##### GIVEN INFORMATION

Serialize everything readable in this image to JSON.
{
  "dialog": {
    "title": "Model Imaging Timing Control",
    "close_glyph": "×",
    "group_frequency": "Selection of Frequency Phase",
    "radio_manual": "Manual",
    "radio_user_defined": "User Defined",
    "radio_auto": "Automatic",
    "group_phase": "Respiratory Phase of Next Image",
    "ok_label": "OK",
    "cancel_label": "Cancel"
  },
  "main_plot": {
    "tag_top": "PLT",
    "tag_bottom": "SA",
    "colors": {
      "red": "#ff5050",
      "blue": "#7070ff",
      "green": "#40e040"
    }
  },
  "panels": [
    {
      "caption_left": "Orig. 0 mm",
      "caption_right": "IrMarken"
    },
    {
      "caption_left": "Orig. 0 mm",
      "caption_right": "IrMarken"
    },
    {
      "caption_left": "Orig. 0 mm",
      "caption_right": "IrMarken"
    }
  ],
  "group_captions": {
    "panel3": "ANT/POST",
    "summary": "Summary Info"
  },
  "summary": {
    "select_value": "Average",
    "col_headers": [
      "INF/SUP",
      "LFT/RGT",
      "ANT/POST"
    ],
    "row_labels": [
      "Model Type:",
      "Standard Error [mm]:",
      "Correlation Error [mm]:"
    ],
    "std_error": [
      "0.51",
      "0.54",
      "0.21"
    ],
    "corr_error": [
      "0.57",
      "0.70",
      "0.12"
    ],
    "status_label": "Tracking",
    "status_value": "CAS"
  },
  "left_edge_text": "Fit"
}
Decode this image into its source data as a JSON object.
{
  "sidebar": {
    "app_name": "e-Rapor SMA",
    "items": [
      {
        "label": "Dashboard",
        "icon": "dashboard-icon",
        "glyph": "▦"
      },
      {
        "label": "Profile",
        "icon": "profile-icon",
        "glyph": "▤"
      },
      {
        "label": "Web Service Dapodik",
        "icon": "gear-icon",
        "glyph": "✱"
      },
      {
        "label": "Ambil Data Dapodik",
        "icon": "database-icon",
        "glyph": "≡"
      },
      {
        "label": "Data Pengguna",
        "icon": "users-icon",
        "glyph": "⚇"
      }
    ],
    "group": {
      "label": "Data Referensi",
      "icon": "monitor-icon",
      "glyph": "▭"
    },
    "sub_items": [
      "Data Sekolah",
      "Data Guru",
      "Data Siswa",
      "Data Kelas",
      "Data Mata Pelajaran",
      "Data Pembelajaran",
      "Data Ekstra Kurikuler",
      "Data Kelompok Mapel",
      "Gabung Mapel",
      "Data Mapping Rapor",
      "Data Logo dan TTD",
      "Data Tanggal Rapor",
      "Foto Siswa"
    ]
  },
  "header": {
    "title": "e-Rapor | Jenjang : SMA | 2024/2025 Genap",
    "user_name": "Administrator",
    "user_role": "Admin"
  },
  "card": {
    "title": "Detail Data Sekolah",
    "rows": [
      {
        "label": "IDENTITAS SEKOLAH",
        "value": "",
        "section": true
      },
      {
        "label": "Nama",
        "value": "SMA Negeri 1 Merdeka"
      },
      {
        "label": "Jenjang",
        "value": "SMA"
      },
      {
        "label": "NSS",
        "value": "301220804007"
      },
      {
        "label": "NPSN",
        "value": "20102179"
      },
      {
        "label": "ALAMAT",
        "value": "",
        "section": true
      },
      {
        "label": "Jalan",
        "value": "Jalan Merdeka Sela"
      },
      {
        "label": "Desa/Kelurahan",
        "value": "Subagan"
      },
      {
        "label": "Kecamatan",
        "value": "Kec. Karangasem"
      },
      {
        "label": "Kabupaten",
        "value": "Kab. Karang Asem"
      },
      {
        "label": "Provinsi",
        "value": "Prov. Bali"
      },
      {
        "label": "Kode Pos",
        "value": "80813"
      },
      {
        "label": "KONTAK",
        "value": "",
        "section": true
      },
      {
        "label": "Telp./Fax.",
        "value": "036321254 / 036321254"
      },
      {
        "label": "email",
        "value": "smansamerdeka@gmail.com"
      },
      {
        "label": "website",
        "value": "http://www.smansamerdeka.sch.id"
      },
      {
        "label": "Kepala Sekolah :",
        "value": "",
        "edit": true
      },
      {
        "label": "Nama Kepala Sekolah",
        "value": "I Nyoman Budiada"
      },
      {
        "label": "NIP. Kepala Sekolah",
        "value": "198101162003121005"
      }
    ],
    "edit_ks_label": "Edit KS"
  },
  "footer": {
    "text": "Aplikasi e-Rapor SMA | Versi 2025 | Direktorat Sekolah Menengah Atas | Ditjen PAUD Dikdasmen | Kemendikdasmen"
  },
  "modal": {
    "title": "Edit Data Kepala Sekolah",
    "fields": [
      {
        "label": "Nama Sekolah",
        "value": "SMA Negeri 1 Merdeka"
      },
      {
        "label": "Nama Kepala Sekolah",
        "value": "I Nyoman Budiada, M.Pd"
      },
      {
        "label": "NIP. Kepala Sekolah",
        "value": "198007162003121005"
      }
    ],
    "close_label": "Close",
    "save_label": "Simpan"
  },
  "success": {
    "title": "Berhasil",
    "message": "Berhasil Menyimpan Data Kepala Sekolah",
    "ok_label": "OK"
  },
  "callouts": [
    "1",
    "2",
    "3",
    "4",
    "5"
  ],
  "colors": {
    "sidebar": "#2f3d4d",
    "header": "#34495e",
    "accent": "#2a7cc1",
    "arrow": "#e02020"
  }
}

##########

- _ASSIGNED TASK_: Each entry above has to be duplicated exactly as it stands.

- _EXPECTED ANSWER_:
Serialize everything readable in this image to JSON.
{
  "dialog": {
    "title": "Model Imaging Timing Control",
    "close_glyph": "×",
    "group_frequency": "Selection of Frequency Phase",
    "radio_manual": "Manual",
    "radio_user_defined": "User Defined",
    "radio_auto": "Automatic",
    "group_phase": "Respiratory Phase of Next Image",
    "ok_label": "OK",
    "cancel_label": "Cancel"
  },
  "main_plot": {
    "tag_top": "PLT",
    "tag_bottom": "SA",
    "colors": {
      "red": "#ff5050",
      "blue": "#7070ff",
      "green": "#40e040"
    }
  },
  "panels": [
    {
      "caption_left": "Orig. 0 mm",
      "caption_right": "IrMarken"
    },
    {
      "caption_left": "Orig. 0 mm",
      "caption_right": "IrMarken"
    },
    {
      "caption_left": "Orig. 0 mm",
      "caption_right": "IrMarken"
    }
  ],
  "group_captions": {
    "panel3": "ANT/POST",
    "summary": "Summary Info"
  },
  "summary": {
    "select_value": "Average",
    "col_headers": [
      "INF/SUP",
      "LFT/RGT",
      "ANT/POST"
    ],
    "row_labels": [
      "Model Type:",
      "Standard Error [mm]:",
      "Correlation Error [mm]:"
    ],
    "std_error": [
      "0.51",
      "0.54",
      "0.21"
    ],
    "corr_error": [
      "0.57",
      "0.70",
      "0.12"
    ],
    "status_label": "Tracking",
    "status_value": "CAS"
  },
  "left_edge_text": "Fit"
}
Decode this image into its source data as a JSON object.
{
  "sidebar": {
    "app_name": "e-Rapor SMA",
    "items": [
      {
        "label": "Dashboard",
        "icon": "dashboard-icon",
        "glyph": "▦"
      },
      {
        "label": "Profile",
        "icon": "profile-icon",
        "glyph": "▤"
      },
      {
        "label": "Web Service Dapodik",
        "icon": "gear-icon",
        "glyph": "✱"
      },
      {
        "label": "Ambil Data Dapodik",
        "icon": "database-icon",
        "glyph": "≡"
      },
      {
        "label": "Data Pengguna",
        "icon": "users-icon",
        "glyph": "⚇"
      }
    ],
    "group": {
      "label": "Data Referensi",
      "icon": "monitor-icon",
      "glyph": "▭"
    },
    "sub_items": [
      "Data Sekolah",
      "Data Guru",
      "Data Siswa",
      "Data Kelas",
      "Data Mata Pelajaran",
      "Data Pembelajaran",
      "Data Ekstra Kurikuler",
      "Data Kelompok Mapel",
      "Gabung Mapel",
      "Data Mapping Rapor",
      "Data Logo dan TTD",
      "Data Tanggal Rapor",
      "Foto Siswa"
    ]
  },
  "header": {
    "title": "e-Rapor | Jenjang : SMA | 2024/2025 Genap",
    "user_name": "Administrator",
    "user_role": "Admin"
  },
  "card": {
    "title": "Detail Data Sekolah",
    "rows": [
      {
        "label": "IDENTITAS SEKOLAH",
        "value": "",
        "section": true
      },
      {
        "label": "Nama",
        "value": "SMA Negeri 1 Merdeka"
      },
      {
        "label": "Jenjang",
        "value": "SMA"
      },
      {
        "label": "NSS",
        "value": "301220804007"
      },
      {
        "label": "NPSN",
        "value": "20102179"
      },
      {
        "label": "ALAMAT",
        "value": "",
        "section": true
      },
      {
        "label": "Jalan",
        "value": "Jalan Merdeka Sela"
      },
      {
        "label": "Desa/Kelurahan",
        "value": "Subagan"
      },
      {
        "label": "Kecamatan",
        "value": "Kec. Karangasem"
      },
      {
        "label": "Kabupaten",
        "value": "Kab. Karang Asem"
      },
      {
        "label": "Provinsi",
        "value": "Prov. Bali"
      },
      {
        "label": "Kode Pos",
        "value": "80813"
      },
      {
        "label": "KONTAK",
        "value": "",
        "section": true
      },
      {
        "label": "Telp./Fax.",
        "value": "036321254 / 036321254"
      },
      {
        "label": "email",
        "value": "smansamerdeka@gmail.com"
      },
      {
        "label": "website",
        "value": "http://www.smansamerdeka.sch.id"
      },
      {
        "label": "Kepala Sekolah :",
        "value": "",
        "edit": true
      },
      {
        "label": "Nama Kepala Sekolah",
        "value": "I Nyoman Budiada"
      },
      {
        "label": "NIP. Kepala Sekolah",
        "value": "198101162003121005"
      }
    ],
    "edit_ks_label": "Edit KS"
  },
  "footer": {
    "text": "Aplikasi e-Rapor SMA | Versi 2025 | Direktorat Sekolah Menengah Atas | Ditjen PAUD Dikdasmen | Kemendikdasmen"
  },
  "modal": {
    "title": "Edit Data Kepala Sekolah",
    "fields": [
      {
        "label": "Nama Sekolah",
        "value": "SMA Negeri 1 Merdeka"
      },
      {
        "label": "Nama Kepala Sekolah",
        "value": "I Nyoman Budiada, M.Pd"
      },
      {
        "label": "NIP. Kepala Sekolah",
        "value": "198007162003121005"
      }
    ],
    "close_label": "Close",
    "save_label": "Simpan"
  },
  "success": {
    "title": "Berhasil",
    "message": "Berhasil Menyimpan Data Kepala Sekolah",
    "ok_label": "OK"
  },
  "callouts": [
    "1",
    "2",
    "3",
    "4",
    "5"
  ],
  "colors": {
    "sidebar": "#2f3d4d",
    "header": "#34495e",
    "accent": "#2a7cc1",
    "arrow": "#e02020"
  }
}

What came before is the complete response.